The very complexity of the brain as it is currently understood by neurobiologists, provides, as far as I'm concerned, the strongest arguments against current naive approaches to the self and its problems. Thoughts/ideas/experiences are neither neurons nor the chemicals that carry signals among them. They are instead patterns of activity across millions and millions of neurons. There are many, many fewer neurons and chemicals than there are thoughts/ideas/experiences, so the manipulation of either of the former provides at best a very coarse tool for influencing the latter… and the self. The most precise ways to affect thoughts/ideas/experiences will always be at the level of complexity at which they exist, by the having and sharing of thoughts/ideas/experiences, which is the core of the psychoanalytic process.

Finally, what about the "self" itself? I suspect some psychoanalysts (along with many others) have a secret (or not so secret) fear that an exploration of the brain might somehow lead to the disappearance of the very concept of "self", perhaps even of the thing itself. It might simply disappear among the neurons, being replaced with the unpleasant and dispiriting revelation that we are all in fact no more than machines. What particularly interests me about Emily is that she seemed totally unconcerned with this possibility, comfortably putting the self within the brain with no fear that it would get lost there. Studies of the brain are beginning to suggest that she was right, and that Freud's suggestion that there was an important distinction between unconscious and conscious processing was as well, and that there is an important relationship between the two insights.
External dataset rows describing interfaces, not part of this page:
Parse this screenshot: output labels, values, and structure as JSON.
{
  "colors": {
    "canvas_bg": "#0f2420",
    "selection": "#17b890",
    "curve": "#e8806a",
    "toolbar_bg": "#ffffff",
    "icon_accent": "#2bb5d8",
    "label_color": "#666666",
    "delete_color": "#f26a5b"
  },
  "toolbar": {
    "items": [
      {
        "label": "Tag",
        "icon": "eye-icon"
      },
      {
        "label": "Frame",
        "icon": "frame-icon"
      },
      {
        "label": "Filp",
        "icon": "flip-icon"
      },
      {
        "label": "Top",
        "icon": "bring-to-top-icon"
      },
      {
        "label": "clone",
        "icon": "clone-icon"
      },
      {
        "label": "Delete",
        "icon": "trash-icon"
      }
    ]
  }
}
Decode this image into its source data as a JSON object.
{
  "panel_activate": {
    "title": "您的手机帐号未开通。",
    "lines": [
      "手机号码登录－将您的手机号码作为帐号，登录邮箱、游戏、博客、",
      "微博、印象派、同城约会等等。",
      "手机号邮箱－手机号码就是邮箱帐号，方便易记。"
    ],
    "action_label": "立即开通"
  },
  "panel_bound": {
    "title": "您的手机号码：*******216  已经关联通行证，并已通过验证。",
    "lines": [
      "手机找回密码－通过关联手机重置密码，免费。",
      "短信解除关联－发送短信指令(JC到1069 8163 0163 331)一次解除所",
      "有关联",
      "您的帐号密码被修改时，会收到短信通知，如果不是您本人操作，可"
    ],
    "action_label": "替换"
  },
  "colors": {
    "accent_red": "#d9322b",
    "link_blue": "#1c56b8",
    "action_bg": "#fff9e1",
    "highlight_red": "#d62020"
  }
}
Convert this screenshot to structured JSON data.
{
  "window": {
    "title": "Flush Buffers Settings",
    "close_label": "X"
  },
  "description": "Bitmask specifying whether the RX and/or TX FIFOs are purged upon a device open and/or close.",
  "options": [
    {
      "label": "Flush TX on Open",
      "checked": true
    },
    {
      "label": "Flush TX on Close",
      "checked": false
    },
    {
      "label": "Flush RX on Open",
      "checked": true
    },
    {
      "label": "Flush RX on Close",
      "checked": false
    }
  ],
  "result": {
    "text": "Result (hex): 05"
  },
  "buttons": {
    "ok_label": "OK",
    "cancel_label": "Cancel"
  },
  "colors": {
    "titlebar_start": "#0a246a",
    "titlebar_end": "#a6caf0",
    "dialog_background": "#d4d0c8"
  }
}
Studies of the brain are increasingly suggesting that the brain is not only "wider than the Sky" but also wider than the "self", at least in the sense of one's experience of oneself and of its elaboration. Much (perhaps most) of what goes on in the brain occurs with no experience of oneself at all, despite its enormous impact on one's behavior. This, of course, parallel's Freud's seminal insight. It can also usefully extend that insight. The neurobiological "unconscious" is not simply the repressed detritus of consciousness; it is instead a rich, generative, and highly adaptive system in its own right, one which almost certainly predates consciousness both phylogenetically and ontogenetically, and one which has a variety of skills and abilities superior to those of consciousness.

This perspective in turn poses some new questions about both consciousness and the interactions between the conscious and the unconscious. What is consciousness for? What distinctive attributes does it have, and how are unconscious and conscious processes related to one another? An intriguing possibility, currently emerging in neurobiology, is that consciousness bears the same relation to the unconscious that the unconscious bears to the outside world: the unconscious is constantly constructing and reconstructing models to account for interactions between the organism and the world outside, and conscious processing is similarly constantly building models to account for the unconscious. Perhaps there is in the latter an insight into what "self" is in brain terms, and also a basis in normal brain function for the interrogation of the unconscious by consciousness which is at the core of psychoanalysis. If so, Emily's thought that the brain is THAT big is even more impressive as a prediction of understandings to come.

Was Emily right? Perhaps, and perhaps not. Only time will tell. But there is, it seems to me, nothing whatsoever to fear in her suggestion that the brain could indeed be the repository of all that it is to be, and to experience being, human. And there is potentially a great deal to gain, for both psychoanalysis and neurobiology, by sharing the exploration of that possibility. New insights into the nature of the self, and perhaps new directions in therapeutic practice as well, are not inconceivable outcomes of such a collaboration. Neither all psychoanalysts nor all neurobiologists will find it worthwhile to explore this turf, but I'm excited about doing so, and pleased to share the exploration with others. With ease.